Other cities, including Prairie Village, Kan., Mission Hills, Kan., and Roeland Park, Kan., have also recently approved service plans for Google Fiber.
Bill Ebel, the Overland Park city manager, told eWEEK on Sept. 17 that the delay on approving the Fiber deal came over indemnity language in a contract the city was asked to sign. “Essentially, Google has asked the city to indemnify them for any third-party claims … and there is no limit to it,” said Ebel. Instead, the City Council is seeking extra time to ask Google to make changes to the indemnity text by limiting any indemnity with a cap that would place a maximum amount of any such liability, said Ebel. “Everything else was generally supported. The council made it clear they are very interested in getting Google Fiber here for the city.”
A Google spokesperson told eWEEKthat the postponement of the contract decisions was not expected. “It’s clear to us that Overland Park’s citizens want Google Fiber—they applied for it back in 2010, and we’ve heard a steady stream of requests coming from local residents ever since,” the spokesperson said. “We want to bring them service, and we were surprised that the City Council decided to postpone their vote on Fiber.”

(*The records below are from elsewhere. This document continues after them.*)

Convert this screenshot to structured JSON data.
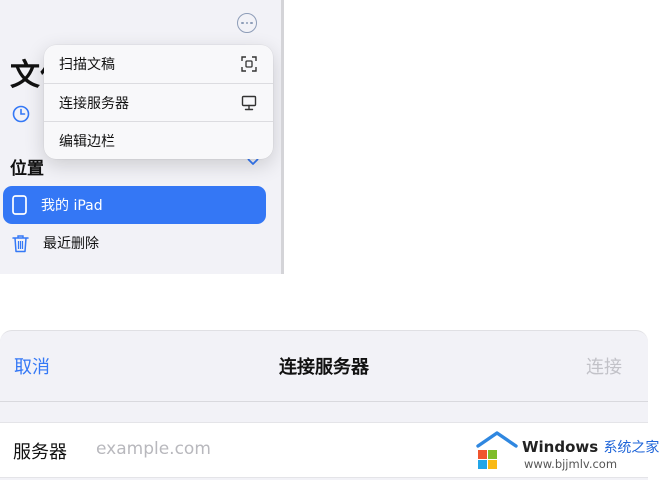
{
  "sidebar": {
    "title": "文件",
    "locations_header": "位置",
    "items": [
      {
        "label": "我的 iPad",
        "selected": true
      },
      {
        "label": "最近删除",
        "selected": false
      }
    ]
  },
  "menu": {
    "items": [
      {
        "label": "扫描文稿",
        "icon": "scan-icon"
      },
      {
        "label": "连接服务器",
        "icon": "monitor-icon"
      },
      {
        "label": "编辑边栏",
        "icon": ""
      }
    ]
  },
  "sheet": {
    "cancel": "取消",
    "title": "连接服务器",
    "connect": "连接",
    "server_label": "服务器",
    "server_placeholder": "example.com",
    "server_value": ""
  },
  "watermark": {
    "brand": "Windows",
    "brand_cn": "系统之家",
    "url": "www.bjjmlv.com"
  },
  "colors": {
    "accent": "#3478f6",
    "selected_row": "#3477f5",
    "sidebar_bg": "#f2f2f7",
    "disabled": "#c2c2c8"
  }
}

Rob Walch, an Overland Park resident who attended the council meeting where the postponement was announced, told eWEEK that he was not happy with the government’s action.
“I was hoping to go to the meeting and watch as Overland Park made history” in bringing in Google Fiber, said Walch, who works for a podcast hosting company. Instead, he said, he heard council members ask questions about how many computers in the schools could get Internet access for free as part of the deal and was taken aback by their lack of knowledge about the agreements.

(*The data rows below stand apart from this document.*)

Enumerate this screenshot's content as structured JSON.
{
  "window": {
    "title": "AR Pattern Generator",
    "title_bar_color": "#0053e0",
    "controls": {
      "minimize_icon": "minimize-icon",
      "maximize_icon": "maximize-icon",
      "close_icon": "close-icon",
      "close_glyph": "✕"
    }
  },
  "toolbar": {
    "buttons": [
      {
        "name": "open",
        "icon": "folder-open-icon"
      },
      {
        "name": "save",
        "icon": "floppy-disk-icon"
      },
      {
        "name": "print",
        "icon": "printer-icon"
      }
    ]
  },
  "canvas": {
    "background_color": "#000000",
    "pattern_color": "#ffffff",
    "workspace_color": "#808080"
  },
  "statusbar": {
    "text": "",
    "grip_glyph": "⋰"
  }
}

“I was shocked by their lack of technical savvy,” said Walch. “They don’t have the big picture on this at all. There was no talk at all about the benefit of having Google Fiber” in the community, he said. “The only thing they asked about was the free Internet access for schools and public places. I was shocked that Overland Park didn’t approve it. I don’t think they have any idea on council about how big a deal Google Fiber is.”
Walch said he’s not hopeful that the city will still get the services after causing the delay until October. “I don’t think it will happen now,” he said.

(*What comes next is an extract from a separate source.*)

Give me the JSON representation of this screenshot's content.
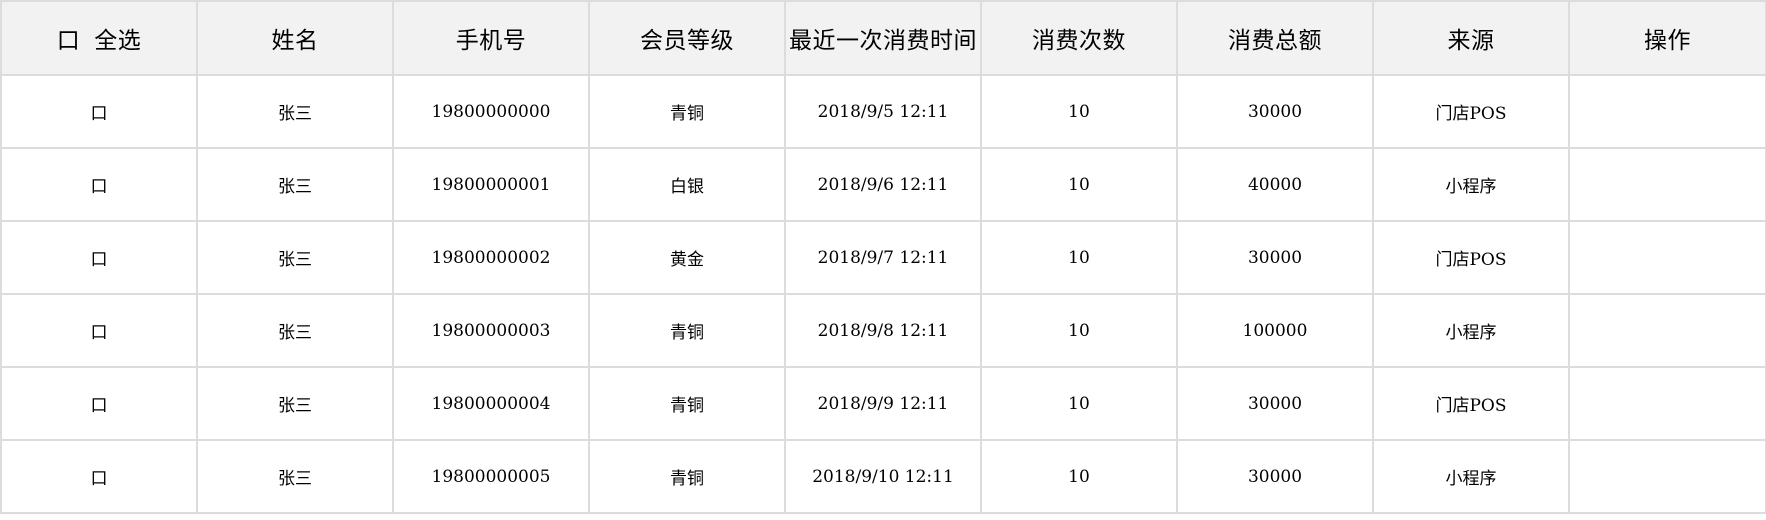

Google’s first Fiber deployment in the United States has been happening in Kansas City, Kan., and Kansas City, Mo., where the company has been unveiling Google Fiber since the fall of 2012, with plans to go national in the future. In December 2012, Google announced that five more neighborhoods in Kansas City would be getting its fiber services. Installation of the fiber network in the Kansas City area began in February 2012, when the laying of fiber cable got underway.
In the recently announced Austin Fiber project, Google says it plans to start connecting homes by mid-2014. Customers there will have a similar choice of products as those being offered in Kansas City, including Gigabit Internet or Gigabit Internet plus Google Fiber TV service with nearly 200 HDTV channels.
Early results from the Kansas City rollout have been promising for Google Fiber based on Internet speed ratings reported by Netflix each month. Based on the small but growing deployment Google Fiber has in Kansas City today, the service is ranked No. 1 for Internet speeds across the nation, compared with competitors, according to the Netflix numbers. Google Fiber is listed at 3.45M-bps average speed, compared with 2.39M bps for its nearest rival, Cablevision Optimum.